The enquiry found clear and basic failings in the care of those vulnerable adults whose cases were considered as part of the investigation.
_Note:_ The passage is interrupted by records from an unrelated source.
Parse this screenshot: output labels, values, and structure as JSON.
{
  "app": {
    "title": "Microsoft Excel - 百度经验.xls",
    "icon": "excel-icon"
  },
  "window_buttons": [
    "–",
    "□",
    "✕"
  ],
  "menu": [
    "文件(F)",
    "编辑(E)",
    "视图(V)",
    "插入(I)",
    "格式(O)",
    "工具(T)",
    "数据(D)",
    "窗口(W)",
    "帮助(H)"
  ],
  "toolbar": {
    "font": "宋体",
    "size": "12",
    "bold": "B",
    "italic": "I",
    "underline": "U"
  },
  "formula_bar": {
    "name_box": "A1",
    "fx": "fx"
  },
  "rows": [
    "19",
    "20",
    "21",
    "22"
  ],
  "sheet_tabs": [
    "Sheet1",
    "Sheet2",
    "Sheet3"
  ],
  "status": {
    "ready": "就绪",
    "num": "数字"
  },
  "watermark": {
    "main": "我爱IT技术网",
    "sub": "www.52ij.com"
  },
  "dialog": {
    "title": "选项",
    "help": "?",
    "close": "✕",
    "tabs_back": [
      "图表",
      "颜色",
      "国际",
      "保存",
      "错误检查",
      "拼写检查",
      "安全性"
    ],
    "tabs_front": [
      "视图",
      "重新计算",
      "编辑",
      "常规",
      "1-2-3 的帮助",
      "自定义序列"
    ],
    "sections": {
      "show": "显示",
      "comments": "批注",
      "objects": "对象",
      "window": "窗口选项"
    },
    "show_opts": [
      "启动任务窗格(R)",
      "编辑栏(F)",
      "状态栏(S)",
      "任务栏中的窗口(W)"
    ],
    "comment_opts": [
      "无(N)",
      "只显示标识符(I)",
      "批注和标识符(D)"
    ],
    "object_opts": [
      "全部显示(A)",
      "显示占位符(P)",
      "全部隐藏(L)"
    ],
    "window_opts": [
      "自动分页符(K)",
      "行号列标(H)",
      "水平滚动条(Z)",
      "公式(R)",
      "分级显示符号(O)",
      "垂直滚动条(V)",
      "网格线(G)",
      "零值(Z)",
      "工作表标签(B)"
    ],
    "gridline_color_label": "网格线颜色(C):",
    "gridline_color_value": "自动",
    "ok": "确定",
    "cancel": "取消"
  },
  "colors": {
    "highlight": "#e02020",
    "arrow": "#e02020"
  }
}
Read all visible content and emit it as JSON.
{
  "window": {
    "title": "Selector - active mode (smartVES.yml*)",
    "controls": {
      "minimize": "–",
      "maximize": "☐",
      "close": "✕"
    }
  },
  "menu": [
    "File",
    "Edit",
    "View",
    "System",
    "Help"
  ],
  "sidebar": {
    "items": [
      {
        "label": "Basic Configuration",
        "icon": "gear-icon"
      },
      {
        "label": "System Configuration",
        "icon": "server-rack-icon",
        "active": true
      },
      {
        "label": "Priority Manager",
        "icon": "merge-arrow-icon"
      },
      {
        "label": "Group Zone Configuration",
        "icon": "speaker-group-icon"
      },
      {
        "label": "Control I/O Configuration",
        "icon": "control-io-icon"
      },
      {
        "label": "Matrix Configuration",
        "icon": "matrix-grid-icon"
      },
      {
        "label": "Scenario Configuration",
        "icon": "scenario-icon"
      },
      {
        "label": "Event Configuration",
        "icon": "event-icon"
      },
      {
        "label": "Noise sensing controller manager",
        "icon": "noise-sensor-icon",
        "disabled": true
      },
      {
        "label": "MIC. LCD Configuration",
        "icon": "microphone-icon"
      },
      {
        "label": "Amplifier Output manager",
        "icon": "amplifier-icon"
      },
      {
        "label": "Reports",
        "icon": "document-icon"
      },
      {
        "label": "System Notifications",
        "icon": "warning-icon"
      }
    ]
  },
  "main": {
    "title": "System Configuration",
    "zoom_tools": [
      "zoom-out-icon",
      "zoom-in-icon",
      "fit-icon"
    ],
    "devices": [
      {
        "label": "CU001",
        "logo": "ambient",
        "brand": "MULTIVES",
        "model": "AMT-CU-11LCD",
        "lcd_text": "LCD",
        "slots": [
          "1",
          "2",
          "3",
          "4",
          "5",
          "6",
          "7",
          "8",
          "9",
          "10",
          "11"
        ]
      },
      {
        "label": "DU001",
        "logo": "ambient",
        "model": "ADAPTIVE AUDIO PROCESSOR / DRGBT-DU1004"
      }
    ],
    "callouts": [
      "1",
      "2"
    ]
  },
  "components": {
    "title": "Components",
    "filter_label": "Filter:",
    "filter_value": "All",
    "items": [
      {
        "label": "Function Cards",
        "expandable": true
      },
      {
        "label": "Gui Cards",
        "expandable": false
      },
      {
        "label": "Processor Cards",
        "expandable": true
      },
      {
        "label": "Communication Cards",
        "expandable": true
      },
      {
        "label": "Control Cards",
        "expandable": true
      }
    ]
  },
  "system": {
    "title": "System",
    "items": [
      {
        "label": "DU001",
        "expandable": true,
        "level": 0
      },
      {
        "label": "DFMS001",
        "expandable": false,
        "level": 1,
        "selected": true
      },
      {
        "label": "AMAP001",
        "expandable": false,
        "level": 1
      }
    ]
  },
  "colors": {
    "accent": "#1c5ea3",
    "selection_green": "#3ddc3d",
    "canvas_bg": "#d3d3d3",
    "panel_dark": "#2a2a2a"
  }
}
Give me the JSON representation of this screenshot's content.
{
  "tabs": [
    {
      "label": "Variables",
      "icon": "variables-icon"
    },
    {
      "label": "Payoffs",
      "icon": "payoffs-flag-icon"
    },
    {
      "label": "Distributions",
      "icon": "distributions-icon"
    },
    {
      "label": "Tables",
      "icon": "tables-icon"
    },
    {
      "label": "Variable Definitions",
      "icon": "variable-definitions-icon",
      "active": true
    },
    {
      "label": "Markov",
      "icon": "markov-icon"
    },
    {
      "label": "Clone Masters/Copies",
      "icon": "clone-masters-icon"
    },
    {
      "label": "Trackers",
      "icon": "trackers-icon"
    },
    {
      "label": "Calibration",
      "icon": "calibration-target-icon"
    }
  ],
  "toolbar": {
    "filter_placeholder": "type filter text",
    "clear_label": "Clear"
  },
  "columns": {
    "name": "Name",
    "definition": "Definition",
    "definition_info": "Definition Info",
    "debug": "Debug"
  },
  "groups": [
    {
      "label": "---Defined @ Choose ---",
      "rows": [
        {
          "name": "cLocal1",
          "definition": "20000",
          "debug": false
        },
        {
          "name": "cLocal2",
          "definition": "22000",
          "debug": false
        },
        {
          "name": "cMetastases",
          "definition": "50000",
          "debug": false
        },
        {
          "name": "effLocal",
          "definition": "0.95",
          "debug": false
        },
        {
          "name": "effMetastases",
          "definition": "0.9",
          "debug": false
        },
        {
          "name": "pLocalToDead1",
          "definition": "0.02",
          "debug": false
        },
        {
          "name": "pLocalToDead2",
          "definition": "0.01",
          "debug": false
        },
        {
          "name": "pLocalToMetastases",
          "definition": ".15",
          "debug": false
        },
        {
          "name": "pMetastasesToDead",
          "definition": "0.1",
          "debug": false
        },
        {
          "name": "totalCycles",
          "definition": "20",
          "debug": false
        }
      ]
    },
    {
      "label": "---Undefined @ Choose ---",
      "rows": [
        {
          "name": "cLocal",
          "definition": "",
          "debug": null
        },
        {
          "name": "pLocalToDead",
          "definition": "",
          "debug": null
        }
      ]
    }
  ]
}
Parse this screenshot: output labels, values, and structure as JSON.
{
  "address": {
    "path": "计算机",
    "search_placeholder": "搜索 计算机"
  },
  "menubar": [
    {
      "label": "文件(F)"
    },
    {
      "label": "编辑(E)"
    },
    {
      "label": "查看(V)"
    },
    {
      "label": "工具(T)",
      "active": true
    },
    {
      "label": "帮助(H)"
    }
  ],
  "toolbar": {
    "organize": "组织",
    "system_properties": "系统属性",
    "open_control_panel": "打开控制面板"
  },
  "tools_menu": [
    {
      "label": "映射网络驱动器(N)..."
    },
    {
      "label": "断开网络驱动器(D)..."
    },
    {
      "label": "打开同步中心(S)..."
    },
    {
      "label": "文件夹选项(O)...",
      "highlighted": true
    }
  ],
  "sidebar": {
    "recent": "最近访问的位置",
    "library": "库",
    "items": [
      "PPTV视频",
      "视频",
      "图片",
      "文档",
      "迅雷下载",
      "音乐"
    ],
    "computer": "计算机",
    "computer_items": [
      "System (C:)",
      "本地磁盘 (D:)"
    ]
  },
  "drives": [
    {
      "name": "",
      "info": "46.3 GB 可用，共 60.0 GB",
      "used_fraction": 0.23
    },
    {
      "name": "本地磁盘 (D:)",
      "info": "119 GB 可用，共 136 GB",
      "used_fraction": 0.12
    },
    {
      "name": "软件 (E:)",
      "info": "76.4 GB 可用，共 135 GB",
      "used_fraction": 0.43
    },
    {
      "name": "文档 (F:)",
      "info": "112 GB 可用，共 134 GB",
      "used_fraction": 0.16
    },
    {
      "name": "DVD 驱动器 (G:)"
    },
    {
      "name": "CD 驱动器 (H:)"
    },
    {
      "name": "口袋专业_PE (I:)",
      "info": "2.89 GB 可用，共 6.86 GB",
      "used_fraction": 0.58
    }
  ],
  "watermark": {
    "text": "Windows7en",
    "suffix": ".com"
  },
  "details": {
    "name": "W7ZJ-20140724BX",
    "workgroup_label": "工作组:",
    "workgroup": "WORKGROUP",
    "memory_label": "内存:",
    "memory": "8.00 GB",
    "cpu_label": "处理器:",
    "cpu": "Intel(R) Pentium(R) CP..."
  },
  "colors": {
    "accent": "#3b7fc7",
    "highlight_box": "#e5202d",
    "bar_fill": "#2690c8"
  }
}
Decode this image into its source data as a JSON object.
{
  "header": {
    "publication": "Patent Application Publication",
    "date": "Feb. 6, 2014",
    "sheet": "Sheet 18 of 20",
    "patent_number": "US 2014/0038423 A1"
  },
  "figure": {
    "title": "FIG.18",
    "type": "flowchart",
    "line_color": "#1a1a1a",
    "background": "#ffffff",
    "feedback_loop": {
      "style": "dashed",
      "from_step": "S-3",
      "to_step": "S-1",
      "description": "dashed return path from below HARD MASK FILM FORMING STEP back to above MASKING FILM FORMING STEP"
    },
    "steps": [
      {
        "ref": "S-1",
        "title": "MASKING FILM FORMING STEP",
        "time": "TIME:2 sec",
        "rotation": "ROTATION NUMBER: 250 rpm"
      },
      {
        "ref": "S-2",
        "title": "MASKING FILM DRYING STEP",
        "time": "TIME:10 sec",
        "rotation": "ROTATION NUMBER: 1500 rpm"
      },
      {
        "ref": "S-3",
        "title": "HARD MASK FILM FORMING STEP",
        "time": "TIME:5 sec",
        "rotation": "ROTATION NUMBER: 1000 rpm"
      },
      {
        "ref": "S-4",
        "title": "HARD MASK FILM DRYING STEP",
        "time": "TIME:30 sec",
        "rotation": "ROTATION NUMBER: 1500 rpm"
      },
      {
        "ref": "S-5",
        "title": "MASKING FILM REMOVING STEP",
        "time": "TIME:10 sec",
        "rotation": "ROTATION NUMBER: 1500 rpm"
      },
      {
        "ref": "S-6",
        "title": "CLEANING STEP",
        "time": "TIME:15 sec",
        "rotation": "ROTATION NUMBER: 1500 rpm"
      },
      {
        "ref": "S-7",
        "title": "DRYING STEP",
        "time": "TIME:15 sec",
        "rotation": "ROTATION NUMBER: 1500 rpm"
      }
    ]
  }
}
But there wasn't enough evidence to suggest a consistent pattern of senior management failings caused the death of the patients.
There was also insufficient evidence to indicate that the way in which the Trust was managed, amounted to a gross breach of the duty of care owed to patients.
Senior investigating officer Temporary Det Supt Stephen Jennings, of the Kent and Essex Serious Crime Directorate, said: "This has been a lengthy and complex investigation during which we have liaised with healthcare and criminal justice partners and examined a wealth of information and evidence.
"Our investigation found a number of areas of concern about the way in which the North Essex Partnership University Trust historically managed the safety and wellbeing of vulnerable adults in the cases we examined during the period falling within the scope of the investigation and involving nine establishments.
"As part of our investigation we identified clear and basic failings which in our opinion should have been easily overcome, these however did not meet the evidential threshold to proceed for a charge of manslaughter. "
Areas of concern identified by Essex Police include: policies in relation to searching, leave and observations; care plans and packages; communication between staff and families; the accessibility of information regarding patients; the appointment of appropriate staff.
Temporary Det Supt Jennings added: "We would like to acknowledge the support, patience and co-operation of all of the families concerned in this investigation.
"We fully understand it has been an extremely difficult time for them and we know our decision will not be the news they wanted to hear.
"But I want to assure them that my team carried out a thorough and extensive investigation and, whilst we have not been able to meet the evidential threshold to bring charges for corporate manslaughter, we will continue to assist our HSE colleagues in their continued investigation into the management of ligature risks."
An independent barrister has also reviewed the police investigation. as well as the force's subsequent decision, and have agreed with the findings.
The force says a Health and Safety Executive (HSE) investigation will now take priority and that they will ensure all evidence and documentation obtained during their investigation continues to be made available to the HSE.